Parks and playgrounds are an important feature of cities. They are the gardens of the urban community, and will bring nature into the city and be the green lungs of urbanity. Playgrounds and schoolyards are increasingly treated as part of the park system. 

Parks should include a circuit to allow a nice walk, run, bicycle tour, ride etc. Quiet areas should be found, and the design should be very carefully developed for activities so as not to annoy the people coming to have a quiet time. Parks can include dams for rowing, swimming pools etc.

Commercial activity should be allowed very sparingly.

Parks are artificially constructed, and are normally not a copy of nature, but often made to create a romantic landscape. Some times nature takes over, attracting birds and animals, and plant growth that is not controlled.

Parks are democratic cityspace – we do not pay to enter – citizens go there to experience nature, most often by walking.

Fundraising and lobbying for parks are often necessary to finance new green areas and maintaining the old ones. Politics are always involved, and in many countries there is public and private cooperation on parks. Many people contribute money, often small amounts, and labour as volunteers in parks, as a rule their own park.

Groups of volunteers are often very active. Partnerships can be found for parks, providing workshops, training, small amounts to local projects. Local involvement is necessary to ensure good parks. Local activists are sometimes engaged in fundraising for special projects.

It is a good idea to establish standards with requirements for the parks in a city. This has also to do with environmental justice  - equal rights – the citizens are the owners of the parks – not the bureaucrats or the politicians.

The neighbours of the parks can contribute: companies, institutions – in order to  develop a nice area to be in. This can force out inhabitants due to price increases?

This is  sometimes linked to principles of habitation: Most employees of the municipalities are supposed to live in the city.

Run down parks are a pain!
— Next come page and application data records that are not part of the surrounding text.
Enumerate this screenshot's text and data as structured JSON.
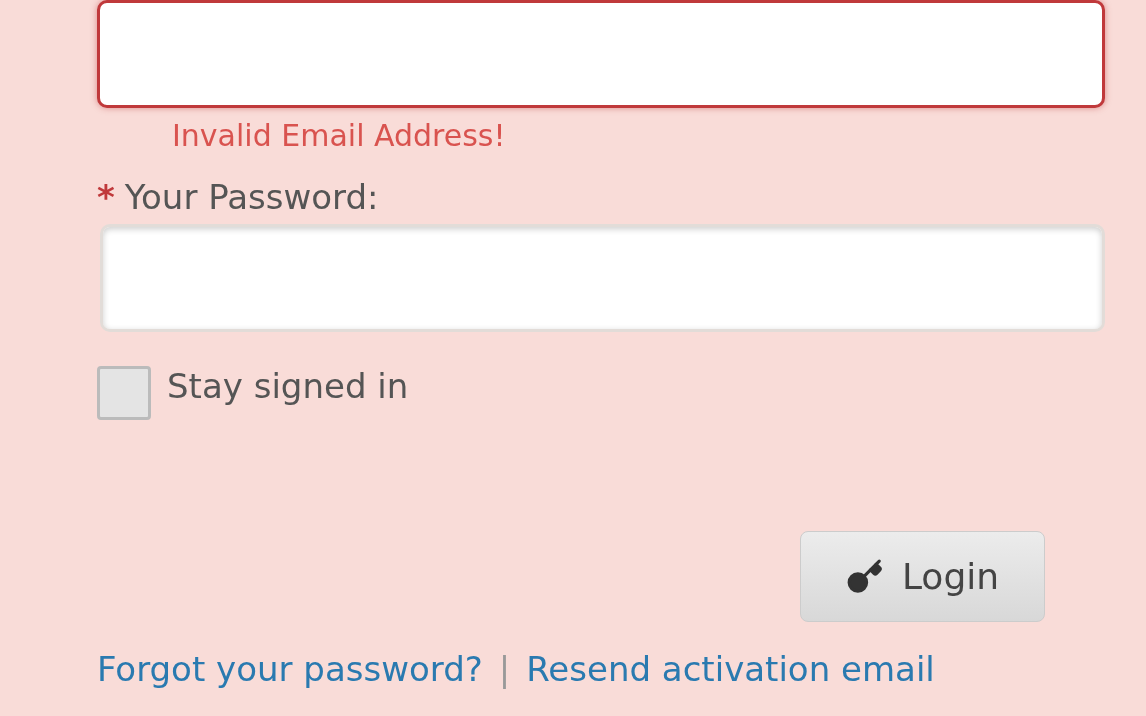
{
  "email_field": {
    "invalid": true,
    "error": "Invalid Email Address!"
  },
  "password_field": {
    "required_mark": "*",
    "label": "Your Password:",
    "invalid": false
  },
  "stay_signed_in": {
    "label": "Stay signed in",
    "checked": false
  },
  "login_button": {
    "label": "Login"
  },
  "links": [
    {
      "label": "Forgot your password?"
    },
    {
      "label": "Resend activation email"
    }
  ],
  "link_separator": "|"
}
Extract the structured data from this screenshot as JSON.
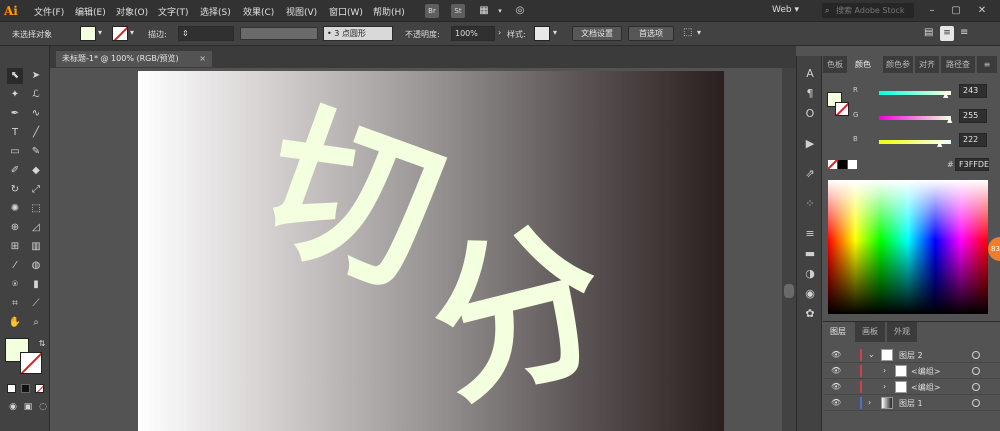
{
  "app": {
    "logo": "Ai",
    "menus": [
      "文件(F)",
      "编辑(E)",
      "对象(O)",
      "文字(T)",
      "选择(S)",
      "效果(C)",
      "视图(V)",
      "窗口(W)",
      "帮助(H)"
    ],
    "bridge_label": "Br",
    "stock_label": "St",
    "workspace": "Web",
    "search_placeholder": "搜索 Adobe Stock"
  },
  "control_bar": {
    "selection_status": "未选择对象",
    "stroke_label": "描边:",
    "brush_label": "3 点圆形",
    "opacity_label": "不透明度:",
    "opacity_value": "100%",
    "style_label": "样式:",
    "doc_setup_button": "文档设置",
    "preferences_button": "首选项"
  },
  "document": {
    "tab_title": "未标题-1* @ 100% (RGB/预览)",
    "close_glyph": "×",
    "artwork_text": [
      "切",
      "分"
    ],
    "artwork_text_color": "#F3FFDE",
    "gradient_colors": [
      "#ffffff",
      "#2a1f1e"
    ]
  },
  "color_panel": {
    "tabs": [
      "色板",
      "颜色",
      "颜色参",
      "对齐",
      "路径查"
    ],
    "active_tab": "颜色",
    "sliders": [
      {
        "label": "R",
        "value": "243"
      },
      {
        "label": "G",
        "value": "255"
      },
      {
        "label": "B",
        "value": "222"
      }
    ],
    "hex_label": "#",
    "hex_value": "F3FFDE"
  },
  "layers_panel": {
    "tabs": [
      "图层",
      "画板",
      "外观"
    ],
    "rows": [
      {
        "name": "图层 2",
        "expanded": true
      },
      {
        "name": "<编组>",
        "expanded": false
      },
      {
        "name": "<编组>",
        "expanded": false
      },
      {
        "name": "图层 1",
        "expanded": false
      }
    ]
  },
  "badge": {
    "label": "83"
  }
}
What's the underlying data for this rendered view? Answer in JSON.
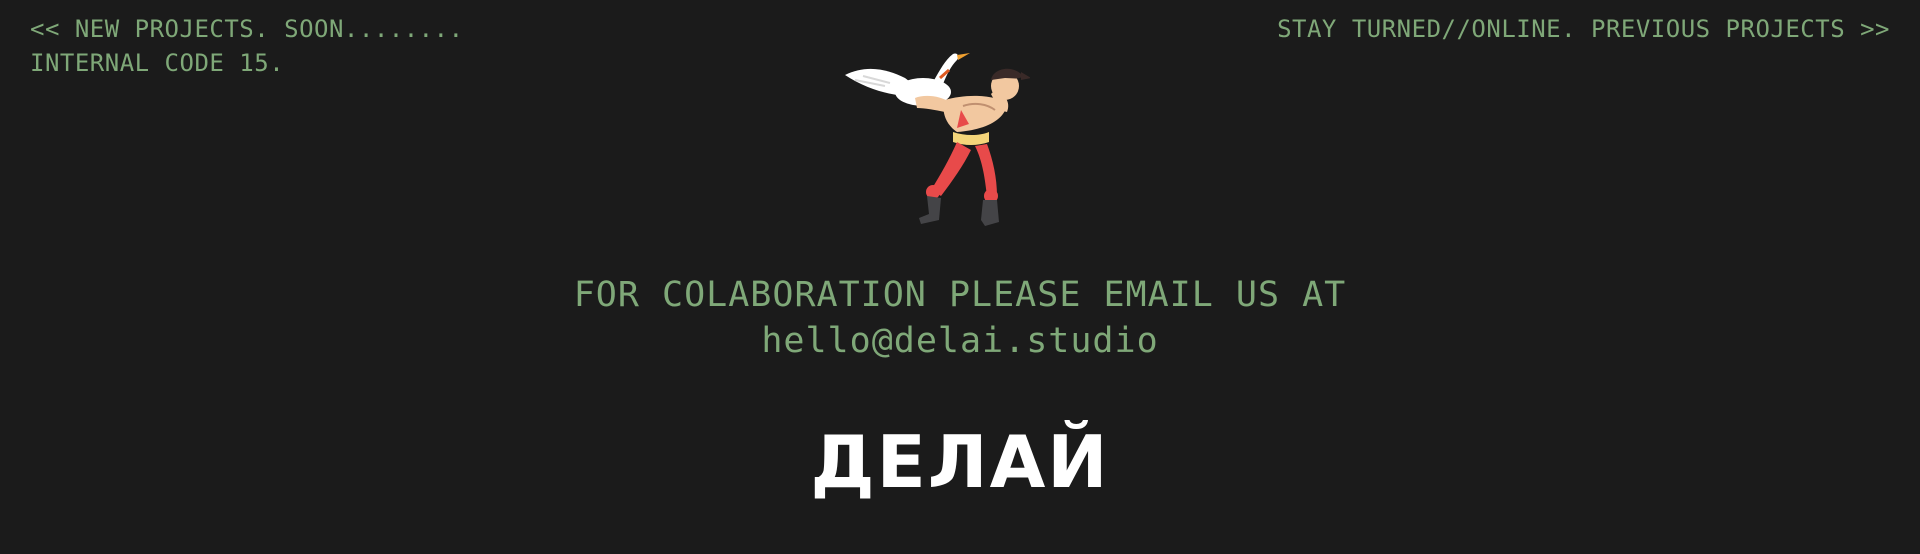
{
  "nav": {
    "left_line1": "<< NEW PROJECTS. SOON........",
    "left_line2": "INTERNAL CODE 15.",
    "right_line1": "STAY TURNED//ONLINE. PREVIOUS PROJECTS >>"
  },
  "mascot": {
    "icon": "man-wrestling-goose-illustration"
  },
  "contact": {
    "line1": "FOR COLABORATION PLEASE EMAIL US AT",
    "email": "hello@delai.studio"
  },
  "brand": {
    "logo_text": "ДЕЛАЙ"
  },
  "colors": {
    "background": "#1b1b1b",
    "accent_green": "#7fa878",
    "logo_white": "#ffffff"
  }
}
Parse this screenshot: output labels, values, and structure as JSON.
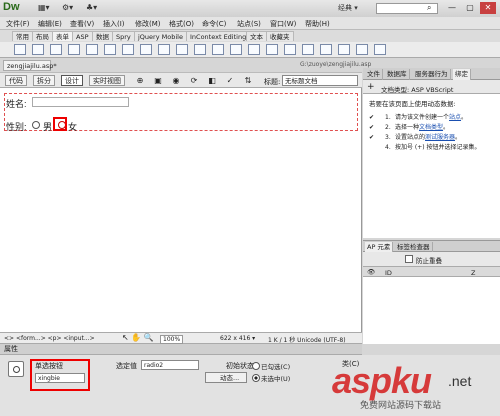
{
  "app": {
    "logo": "Dw",
    "workspace": "经典 ▾"
  },
  "titlebar_icons": [
    "▦▾",
    "⚙▾",
    "♣▾"
  ],
  "menus": [
    "文件(F)",
    "编辑(E)",
    "查看(V)",
    "插入(I)",
    "修改(M)",
    "格式(O)",
    "命令(C)",
    "站点(S)",
    "窗口(W)",
    "帮助(H)"
  ],
  "insert_tabs": [
    "常用",
    "布局",
    "表单",
    "ASP",
    "数据",
    "Spry",
    "jQuery Mobile",
    "InContext Editing",
    "文本",
    "收藏夹"
  ],
  "document": {
    "tab": "zengjiajilu.asp*",
    "path": "G:\\zuoye\\zengjiajilu.asp",
    "views": [
      "代码",
      "拆分",
      "设计",
      "实时视图"
    ],
    "title_label": "标题:",
    "title_value": "无标题文档"
  },
  "form": {
    "name_label": "姓名:",
    "gender_label": "性别:",
    "male": "男",
    "female": "女"
  },
  "status": {
    "tags": "<> <form...> <p> <input...>",
    "zoom": "100%",
    "size": "622 x 416 ▾",
    "info": "1 K / 1 秒  Unicode (UTF-8)"
  },
  "properties": {
    "header": "属性",
    "name_label": "单选按钮",
    "name_value": "xingbie",
    "value_label": "选定值",
    "value_value": "radio2",
    "initial_label": "初始状态",
    "checked": "已勾选(C)",
    "unchecked": "未选中(U)",
    "dynamic": "动态...",
    "class_label": "类(C)"
  },
  "panel_tabs": [
    "文件",
    "数据库",
    "服务器行为",
    "绑定"
  ],
  "bindings": {
    "doc_type": "文档类型: ASP VBScript",
    "intro": "若要在该页面上使用动态数据:",
    "steps": [
      {
        "num": "1.",
        "text": "请为该文件创建一个",
        "link": "站点",
        "after": "。"
      },
      {
        "num": "2.",
        "text": "选择一种",
        "link": "文档类型",
        "after": "。"
      },
      {
        "num": "3.",
        "text": "设置站点的",
        "link": "测试服务器",
        "after": "。"
      },
      {
        "num": "4.",
        "text": "按加号 (+) 按钮并选择记录集。",
        "link": "",
        "after": ""
      }
    ]
  },
  "ap": {
    "tabs": [
      "AP 元素",
      "标签检查器"
    ],
    "prevent_overlap": "防止重叠",
    "id_col": "ID",
    "z_col": "Z"
  },
  "watermark": {
    "main": "aspku",
    "net": ".net",
    "sub": "免费网站源码下载站"
  }
}
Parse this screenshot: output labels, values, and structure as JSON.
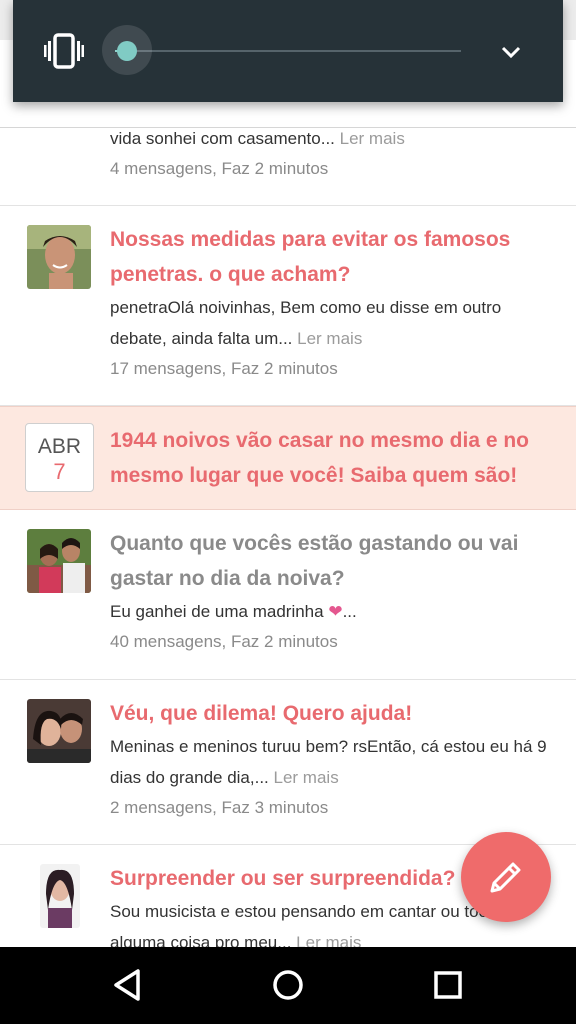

Order must be kept, tags must be removed, and guards must have certain presence.

The bicycle road system of a city are sometimes integrated into the park system.